## Your goal
Spot each line in the records below where the word "number" occurs, then copy it.

___ Data shown

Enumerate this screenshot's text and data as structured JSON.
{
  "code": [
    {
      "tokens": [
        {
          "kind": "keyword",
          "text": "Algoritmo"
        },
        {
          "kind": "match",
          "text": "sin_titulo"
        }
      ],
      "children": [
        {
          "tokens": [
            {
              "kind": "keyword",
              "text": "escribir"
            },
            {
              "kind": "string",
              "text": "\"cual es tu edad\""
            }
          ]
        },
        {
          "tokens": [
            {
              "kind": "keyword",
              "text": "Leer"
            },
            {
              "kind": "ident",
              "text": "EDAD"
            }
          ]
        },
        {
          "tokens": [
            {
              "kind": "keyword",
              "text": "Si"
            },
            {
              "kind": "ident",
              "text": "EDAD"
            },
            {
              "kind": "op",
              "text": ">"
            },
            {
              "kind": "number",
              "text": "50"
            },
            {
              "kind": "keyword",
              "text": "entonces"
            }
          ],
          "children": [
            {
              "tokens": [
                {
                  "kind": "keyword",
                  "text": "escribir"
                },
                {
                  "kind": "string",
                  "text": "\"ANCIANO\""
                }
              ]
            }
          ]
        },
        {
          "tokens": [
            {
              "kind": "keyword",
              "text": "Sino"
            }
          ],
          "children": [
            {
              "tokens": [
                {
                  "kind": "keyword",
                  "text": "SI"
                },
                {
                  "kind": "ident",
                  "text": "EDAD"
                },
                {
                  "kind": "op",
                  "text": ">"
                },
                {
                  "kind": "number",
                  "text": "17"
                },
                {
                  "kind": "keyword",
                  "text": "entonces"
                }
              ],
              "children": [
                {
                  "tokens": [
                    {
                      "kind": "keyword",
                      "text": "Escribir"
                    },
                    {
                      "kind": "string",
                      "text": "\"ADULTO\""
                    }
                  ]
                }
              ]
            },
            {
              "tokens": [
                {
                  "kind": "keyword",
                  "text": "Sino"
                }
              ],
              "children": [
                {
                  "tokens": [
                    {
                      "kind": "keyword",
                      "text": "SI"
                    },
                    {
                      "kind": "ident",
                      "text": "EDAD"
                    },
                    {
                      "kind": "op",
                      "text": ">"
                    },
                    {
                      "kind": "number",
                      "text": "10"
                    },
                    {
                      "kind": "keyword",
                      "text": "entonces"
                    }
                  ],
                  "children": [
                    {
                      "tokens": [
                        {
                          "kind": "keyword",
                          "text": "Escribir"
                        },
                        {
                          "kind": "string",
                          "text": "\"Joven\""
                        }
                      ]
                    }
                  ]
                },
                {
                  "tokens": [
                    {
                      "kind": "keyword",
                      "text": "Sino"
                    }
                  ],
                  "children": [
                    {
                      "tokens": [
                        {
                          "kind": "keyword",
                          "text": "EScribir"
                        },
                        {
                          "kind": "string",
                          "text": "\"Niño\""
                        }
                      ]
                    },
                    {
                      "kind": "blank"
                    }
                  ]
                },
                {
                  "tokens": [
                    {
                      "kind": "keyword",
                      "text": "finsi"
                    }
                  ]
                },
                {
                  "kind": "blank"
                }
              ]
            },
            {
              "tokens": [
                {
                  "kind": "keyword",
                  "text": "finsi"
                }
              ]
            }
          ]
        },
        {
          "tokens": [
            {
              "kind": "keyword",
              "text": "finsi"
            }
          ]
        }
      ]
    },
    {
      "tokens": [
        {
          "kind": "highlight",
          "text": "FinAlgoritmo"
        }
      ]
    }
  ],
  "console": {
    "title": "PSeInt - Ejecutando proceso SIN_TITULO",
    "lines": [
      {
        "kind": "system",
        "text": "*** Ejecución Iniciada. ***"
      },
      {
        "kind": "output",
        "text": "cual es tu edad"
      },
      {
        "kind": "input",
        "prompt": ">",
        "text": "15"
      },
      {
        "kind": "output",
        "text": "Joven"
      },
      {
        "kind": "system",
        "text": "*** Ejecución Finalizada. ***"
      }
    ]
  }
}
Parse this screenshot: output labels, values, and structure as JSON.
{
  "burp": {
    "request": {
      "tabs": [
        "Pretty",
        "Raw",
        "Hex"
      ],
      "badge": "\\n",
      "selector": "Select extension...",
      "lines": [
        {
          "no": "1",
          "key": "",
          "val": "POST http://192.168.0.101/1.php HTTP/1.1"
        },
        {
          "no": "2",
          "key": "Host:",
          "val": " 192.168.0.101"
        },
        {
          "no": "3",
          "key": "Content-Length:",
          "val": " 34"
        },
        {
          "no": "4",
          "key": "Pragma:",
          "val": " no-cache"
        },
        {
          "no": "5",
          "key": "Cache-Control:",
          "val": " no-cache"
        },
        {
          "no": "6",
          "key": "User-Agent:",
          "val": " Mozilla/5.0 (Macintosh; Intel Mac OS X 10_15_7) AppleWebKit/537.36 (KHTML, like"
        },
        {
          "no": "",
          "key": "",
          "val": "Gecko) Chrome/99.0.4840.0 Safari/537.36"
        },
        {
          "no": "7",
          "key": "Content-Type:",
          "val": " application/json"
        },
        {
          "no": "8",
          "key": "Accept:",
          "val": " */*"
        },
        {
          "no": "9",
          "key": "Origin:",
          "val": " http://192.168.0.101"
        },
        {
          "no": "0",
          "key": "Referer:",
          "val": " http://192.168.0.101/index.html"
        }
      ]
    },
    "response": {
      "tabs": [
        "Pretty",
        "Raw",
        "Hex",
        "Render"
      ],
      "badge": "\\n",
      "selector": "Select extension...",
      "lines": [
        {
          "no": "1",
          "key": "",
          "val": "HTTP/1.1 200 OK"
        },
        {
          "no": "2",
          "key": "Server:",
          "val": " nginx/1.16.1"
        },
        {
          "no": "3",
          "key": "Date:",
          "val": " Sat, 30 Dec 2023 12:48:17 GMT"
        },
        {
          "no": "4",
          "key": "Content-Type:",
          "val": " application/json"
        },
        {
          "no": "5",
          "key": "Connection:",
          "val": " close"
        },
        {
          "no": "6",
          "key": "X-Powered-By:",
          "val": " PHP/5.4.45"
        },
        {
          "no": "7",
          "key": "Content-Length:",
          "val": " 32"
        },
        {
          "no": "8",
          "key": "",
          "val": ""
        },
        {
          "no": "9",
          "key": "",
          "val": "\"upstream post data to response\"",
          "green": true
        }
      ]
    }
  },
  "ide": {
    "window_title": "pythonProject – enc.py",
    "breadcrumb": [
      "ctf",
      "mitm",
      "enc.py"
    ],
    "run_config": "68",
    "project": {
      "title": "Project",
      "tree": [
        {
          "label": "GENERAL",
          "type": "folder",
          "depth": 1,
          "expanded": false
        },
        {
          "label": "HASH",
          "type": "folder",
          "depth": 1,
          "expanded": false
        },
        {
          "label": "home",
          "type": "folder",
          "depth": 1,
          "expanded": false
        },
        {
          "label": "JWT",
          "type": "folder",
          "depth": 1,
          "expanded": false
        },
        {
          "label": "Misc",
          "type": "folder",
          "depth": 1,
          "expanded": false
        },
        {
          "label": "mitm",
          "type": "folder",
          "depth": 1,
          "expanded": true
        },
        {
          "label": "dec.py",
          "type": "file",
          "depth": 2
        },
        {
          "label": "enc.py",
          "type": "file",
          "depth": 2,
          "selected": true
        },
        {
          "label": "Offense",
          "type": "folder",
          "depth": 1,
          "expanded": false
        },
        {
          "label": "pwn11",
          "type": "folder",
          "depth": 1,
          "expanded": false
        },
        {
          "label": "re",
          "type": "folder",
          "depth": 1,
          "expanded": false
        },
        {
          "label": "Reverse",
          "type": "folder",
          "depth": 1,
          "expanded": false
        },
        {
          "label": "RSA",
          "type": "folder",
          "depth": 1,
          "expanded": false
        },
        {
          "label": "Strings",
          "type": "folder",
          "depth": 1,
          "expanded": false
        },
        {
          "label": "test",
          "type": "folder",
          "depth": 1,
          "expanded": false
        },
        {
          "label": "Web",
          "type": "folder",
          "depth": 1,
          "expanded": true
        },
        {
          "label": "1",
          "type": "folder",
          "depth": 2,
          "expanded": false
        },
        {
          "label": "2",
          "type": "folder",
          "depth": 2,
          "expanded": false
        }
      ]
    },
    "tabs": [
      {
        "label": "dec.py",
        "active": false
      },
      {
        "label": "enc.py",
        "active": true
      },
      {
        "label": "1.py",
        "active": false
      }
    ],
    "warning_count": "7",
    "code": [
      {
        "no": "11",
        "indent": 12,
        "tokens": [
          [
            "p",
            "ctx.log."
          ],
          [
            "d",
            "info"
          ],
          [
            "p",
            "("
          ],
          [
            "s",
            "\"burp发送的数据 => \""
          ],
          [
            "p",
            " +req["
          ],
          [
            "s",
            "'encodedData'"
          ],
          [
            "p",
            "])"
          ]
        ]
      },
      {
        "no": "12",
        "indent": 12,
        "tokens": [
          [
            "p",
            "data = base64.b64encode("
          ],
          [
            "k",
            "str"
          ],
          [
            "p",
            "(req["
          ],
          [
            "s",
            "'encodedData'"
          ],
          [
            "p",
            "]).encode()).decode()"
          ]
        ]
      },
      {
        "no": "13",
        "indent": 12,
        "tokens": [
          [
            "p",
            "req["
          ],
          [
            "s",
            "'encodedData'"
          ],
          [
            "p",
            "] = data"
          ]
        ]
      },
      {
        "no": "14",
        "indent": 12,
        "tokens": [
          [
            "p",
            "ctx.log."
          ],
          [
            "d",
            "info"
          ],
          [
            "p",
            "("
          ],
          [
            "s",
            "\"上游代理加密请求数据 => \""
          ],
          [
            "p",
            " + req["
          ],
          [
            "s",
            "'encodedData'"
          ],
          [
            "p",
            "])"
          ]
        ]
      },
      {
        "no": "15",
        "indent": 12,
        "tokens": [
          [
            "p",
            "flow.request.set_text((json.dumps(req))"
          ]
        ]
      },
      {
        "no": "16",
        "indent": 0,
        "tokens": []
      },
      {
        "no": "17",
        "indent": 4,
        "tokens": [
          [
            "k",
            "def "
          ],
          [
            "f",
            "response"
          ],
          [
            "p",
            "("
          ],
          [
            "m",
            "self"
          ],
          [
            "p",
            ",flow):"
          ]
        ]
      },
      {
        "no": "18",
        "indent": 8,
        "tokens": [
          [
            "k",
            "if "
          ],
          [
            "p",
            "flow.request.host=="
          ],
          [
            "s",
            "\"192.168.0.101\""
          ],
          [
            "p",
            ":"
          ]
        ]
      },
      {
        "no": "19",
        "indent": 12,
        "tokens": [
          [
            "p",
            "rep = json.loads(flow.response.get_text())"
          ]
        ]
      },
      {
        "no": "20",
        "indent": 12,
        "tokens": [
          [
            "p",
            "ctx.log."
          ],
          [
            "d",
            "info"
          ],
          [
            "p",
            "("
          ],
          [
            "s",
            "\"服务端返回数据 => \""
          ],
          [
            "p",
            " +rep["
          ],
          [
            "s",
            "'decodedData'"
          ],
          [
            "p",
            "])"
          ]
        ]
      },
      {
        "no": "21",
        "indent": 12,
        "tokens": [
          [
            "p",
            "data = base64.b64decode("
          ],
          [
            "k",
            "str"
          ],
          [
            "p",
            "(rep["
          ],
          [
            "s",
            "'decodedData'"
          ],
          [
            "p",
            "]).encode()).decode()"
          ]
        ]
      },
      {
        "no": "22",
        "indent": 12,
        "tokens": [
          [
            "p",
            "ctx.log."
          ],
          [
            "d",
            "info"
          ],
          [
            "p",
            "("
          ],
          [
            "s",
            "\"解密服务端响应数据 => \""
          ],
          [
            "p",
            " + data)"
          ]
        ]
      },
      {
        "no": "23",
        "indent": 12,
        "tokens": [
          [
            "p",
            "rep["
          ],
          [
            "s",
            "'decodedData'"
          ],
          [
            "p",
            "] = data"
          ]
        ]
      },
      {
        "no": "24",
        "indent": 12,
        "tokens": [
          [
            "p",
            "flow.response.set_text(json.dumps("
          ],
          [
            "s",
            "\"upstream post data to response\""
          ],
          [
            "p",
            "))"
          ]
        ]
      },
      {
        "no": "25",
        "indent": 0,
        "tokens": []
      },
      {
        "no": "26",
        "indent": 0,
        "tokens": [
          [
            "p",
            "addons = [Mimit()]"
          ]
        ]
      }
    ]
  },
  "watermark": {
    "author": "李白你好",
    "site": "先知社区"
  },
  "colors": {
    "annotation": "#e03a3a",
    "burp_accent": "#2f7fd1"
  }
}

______

## Output below
              "kind": "number",
                  "kind": "number",
                      "kind": "number",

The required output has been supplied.